Acne can be a profoundly disturbing condition; impacting a person’s self esteem, their social life and even their interpersonal relationships. It then follows that people do anything to get rid of the unsightly facial skin breakouts and pustules; try any therapy and any medication. People with serious acne problems could well find that over the counter medications for acne may be ineffectual or inadequate.
One of the alternative treatments for acne could be hydrotherapy. Hydrotherapy for acne could mean one of several things – various topical applications to the skin that use water for varying durations and temperatures. It may also refer to something called colon hydrotherapy for acne.
Topical Hydrotherapy for Acne
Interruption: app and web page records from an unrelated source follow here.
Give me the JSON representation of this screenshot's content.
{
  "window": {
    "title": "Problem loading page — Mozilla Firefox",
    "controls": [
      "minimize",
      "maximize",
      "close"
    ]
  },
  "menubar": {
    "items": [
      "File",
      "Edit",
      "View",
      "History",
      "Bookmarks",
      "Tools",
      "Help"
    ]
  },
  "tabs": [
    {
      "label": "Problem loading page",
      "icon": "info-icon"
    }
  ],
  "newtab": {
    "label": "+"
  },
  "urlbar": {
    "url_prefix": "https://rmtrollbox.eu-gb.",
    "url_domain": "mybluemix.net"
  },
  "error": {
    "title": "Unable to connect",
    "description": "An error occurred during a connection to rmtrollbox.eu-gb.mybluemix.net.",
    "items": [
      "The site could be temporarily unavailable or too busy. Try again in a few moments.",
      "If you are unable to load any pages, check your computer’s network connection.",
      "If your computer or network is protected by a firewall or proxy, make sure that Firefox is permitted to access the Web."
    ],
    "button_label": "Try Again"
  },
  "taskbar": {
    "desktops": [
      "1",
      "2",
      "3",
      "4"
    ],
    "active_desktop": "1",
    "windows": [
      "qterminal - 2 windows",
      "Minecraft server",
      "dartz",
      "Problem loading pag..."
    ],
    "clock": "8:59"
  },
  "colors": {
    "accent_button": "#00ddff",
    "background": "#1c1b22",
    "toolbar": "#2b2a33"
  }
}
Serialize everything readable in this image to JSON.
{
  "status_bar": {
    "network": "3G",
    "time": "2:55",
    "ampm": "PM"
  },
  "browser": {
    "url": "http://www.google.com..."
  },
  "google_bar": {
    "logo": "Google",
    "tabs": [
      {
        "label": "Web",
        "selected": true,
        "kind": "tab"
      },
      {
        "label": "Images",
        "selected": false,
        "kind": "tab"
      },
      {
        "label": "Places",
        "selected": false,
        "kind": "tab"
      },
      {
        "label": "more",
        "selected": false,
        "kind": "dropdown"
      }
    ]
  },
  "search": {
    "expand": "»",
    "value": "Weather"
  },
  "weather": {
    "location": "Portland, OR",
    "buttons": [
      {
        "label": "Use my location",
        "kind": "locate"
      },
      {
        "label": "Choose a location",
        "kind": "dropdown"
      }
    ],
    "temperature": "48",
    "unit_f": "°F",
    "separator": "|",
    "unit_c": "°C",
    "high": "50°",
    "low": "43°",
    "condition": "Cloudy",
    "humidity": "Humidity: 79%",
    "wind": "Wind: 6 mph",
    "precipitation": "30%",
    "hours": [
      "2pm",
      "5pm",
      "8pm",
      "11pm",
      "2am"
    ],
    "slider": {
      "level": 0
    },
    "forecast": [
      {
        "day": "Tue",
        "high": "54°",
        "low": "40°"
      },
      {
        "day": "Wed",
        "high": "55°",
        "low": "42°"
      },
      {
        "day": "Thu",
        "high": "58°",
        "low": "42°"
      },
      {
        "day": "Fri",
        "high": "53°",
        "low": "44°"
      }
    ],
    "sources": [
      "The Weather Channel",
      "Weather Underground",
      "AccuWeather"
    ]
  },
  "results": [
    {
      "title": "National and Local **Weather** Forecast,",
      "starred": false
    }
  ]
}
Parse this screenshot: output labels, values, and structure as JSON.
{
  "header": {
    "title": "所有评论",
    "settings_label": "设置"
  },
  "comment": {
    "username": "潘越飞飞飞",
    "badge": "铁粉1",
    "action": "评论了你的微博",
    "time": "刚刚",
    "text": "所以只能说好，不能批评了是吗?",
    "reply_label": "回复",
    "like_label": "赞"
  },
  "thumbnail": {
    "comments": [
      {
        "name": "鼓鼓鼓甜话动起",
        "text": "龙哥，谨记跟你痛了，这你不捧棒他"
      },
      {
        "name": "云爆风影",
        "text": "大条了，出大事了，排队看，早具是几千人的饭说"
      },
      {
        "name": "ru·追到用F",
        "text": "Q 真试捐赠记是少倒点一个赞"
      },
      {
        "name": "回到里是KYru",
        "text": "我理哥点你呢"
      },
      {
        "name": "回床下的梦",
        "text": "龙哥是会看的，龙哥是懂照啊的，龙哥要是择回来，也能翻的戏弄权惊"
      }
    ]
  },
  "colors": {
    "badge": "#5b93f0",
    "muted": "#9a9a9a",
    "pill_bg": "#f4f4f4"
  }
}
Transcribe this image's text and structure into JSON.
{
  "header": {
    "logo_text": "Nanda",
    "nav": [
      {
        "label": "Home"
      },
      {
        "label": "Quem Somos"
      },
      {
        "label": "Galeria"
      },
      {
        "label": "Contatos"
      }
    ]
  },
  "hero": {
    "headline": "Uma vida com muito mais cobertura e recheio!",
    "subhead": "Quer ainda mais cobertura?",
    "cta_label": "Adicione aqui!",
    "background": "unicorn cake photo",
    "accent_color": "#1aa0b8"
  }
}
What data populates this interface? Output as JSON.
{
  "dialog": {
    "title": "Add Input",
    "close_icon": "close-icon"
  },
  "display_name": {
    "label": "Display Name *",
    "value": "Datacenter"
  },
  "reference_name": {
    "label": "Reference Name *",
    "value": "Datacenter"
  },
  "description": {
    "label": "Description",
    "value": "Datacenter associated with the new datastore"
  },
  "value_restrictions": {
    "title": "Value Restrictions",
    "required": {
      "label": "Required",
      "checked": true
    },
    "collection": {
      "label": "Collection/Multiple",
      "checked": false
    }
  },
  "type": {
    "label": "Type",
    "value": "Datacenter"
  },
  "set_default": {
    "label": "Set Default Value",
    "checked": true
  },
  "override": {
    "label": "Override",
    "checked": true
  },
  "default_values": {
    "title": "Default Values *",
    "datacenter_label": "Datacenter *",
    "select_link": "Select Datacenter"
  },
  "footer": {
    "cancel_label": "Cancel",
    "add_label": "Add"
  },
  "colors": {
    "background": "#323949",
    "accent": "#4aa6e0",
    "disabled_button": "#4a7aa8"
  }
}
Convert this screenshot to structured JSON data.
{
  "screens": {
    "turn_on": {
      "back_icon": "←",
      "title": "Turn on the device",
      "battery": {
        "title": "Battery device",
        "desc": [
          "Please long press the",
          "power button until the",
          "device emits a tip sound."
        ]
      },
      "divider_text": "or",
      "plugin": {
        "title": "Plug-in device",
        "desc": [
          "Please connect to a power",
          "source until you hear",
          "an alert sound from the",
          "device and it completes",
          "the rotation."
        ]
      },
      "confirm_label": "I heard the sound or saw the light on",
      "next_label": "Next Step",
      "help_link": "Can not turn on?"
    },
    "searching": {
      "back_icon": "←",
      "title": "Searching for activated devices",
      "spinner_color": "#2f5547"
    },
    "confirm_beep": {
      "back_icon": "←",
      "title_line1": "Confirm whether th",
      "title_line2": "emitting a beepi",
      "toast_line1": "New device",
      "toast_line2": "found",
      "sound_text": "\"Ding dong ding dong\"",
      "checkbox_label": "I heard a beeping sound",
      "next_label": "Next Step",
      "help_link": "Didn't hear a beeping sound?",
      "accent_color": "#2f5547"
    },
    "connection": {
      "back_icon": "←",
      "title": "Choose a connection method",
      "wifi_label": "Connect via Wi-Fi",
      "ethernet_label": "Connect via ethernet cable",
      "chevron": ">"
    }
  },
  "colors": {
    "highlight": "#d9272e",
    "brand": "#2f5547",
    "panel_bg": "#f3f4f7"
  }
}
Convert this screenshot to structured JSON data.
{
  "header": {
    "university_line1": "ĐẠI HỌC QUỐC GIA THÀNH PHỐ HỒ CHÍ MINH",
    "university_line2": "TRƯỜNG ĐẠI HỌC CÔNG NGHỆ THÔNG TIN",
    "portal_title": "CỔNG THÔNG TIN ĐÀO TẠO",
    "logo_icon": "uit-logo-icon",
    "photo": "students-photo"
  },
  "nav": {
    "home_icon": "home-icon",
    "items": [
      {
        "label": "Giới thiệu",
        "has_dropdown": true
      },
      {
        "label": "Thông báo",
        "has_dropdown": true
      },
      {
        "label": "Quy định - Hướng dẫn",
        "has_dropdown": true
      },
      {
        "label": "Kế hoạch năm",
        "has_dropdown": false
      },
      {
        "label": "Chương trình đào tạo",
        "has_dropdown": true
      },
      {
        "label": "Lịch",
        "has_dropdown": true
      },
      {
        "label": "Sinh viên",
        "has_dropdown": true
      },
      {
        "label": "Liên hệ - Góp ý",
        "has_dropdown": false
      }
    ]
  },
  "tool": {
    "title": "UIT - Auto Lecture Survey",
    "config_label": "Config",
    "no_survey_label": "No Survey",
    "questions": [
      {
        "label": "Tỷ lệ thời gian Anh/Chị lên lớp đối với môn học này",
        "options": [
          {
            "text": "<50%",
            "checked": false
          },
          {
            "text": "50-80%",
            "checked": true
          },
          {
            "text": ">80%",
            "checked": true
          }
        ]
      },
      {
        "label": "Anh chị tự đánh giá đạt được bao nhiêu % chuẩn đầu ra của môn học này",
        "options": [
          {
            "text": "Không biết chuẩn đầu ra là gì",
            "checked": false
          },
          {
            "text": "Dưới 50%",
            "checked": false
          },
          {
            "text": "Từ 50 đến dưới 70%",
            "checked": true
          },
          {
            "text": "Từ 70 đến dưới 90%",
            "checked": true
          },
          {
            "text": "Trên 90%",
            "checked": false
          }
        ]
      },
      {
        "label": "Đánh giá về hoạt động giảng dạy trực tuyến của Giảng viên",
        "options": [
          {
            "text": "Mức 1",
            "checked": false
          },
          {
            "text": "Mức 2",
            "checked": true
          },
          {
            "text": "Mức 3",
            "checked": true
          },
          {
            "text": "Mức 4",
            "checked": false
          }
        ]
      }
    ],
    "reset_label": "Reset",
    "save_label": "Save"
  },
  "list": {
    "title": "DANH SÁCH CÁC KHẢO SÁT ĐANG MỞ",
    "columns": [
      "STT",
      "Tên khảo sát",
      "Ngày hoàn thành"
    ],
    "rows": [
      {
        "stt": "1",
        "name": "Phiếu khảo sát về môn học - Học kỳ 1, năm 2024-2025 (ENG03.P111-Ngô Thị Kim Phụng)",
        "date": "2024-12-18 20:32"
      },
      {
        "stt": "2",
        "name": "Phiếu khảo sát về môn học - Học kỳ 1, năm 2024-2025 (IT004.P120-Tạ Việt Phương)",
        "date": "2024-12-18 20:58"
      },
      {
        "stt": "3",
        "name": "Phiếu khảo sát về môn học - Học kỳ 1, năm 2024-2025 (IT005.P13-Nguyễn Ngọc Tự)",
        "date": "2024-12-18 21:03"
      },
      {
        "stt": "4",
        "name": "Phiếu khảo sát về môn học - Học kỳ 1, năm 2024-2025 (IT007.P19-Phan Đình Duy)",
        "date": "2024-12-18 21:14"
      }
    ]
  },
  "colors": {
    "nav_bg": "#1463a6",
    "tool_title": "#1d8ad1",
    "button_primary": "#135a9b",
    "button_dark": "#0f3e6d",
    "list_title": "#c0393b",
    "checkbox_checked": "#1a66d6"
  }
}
In the 19th century, there was a revival of sorts and interest in water therapy was reignited. Hot and cold water treatments were used for many different ailments ranging from fevers, to skin problems to blood pressure imbalances.
Even today, the recreational and medicinal benefits of hot or mineral rich waters are well documented. In fact some types of acne could benefit from some types of hydrotherapy, particularly therapies that involve natural sulfur springs. For 2000 years, people have been getting benefit for various skin ailments.
Some types of acne may also respond to other hydrotherapy modalities such as application of ice to the affected areas of the skin. Some types of bacterial populations may not be able to sustain ice applications. The ocean waters in certain areas are also known to have mineral and salt concentrations that could help with acne.
Colon Hydrotherapy for Acne
Some experts opine that digestive problems result in acne formation. The understanding is that the colon and the kidneys are not functioning properly due to improper elimination of waste materials from the body. This therapy is basically the administration of an enema – water being introduced into the colon via the anus – to get rid of supposed toxins, mucus, parasites, bacteria and waste materials that have collected in the colon.
However the efficacy and even the safety of this treatment – also known as colonic irrigation – remain controversial. Some experts argue that the colon needs no help; that it is naturally able to rid the body of toxins and wastes. It is also argued that this treatment could be detrimental in that it disturbs the natural populations of good and beneficial bacteria that line the colon.
If you’re considering this treatment for acne, you would be strongly urged to consult a medical specialist before opting for the treatment – the benefits are uncertain and there could be side effects.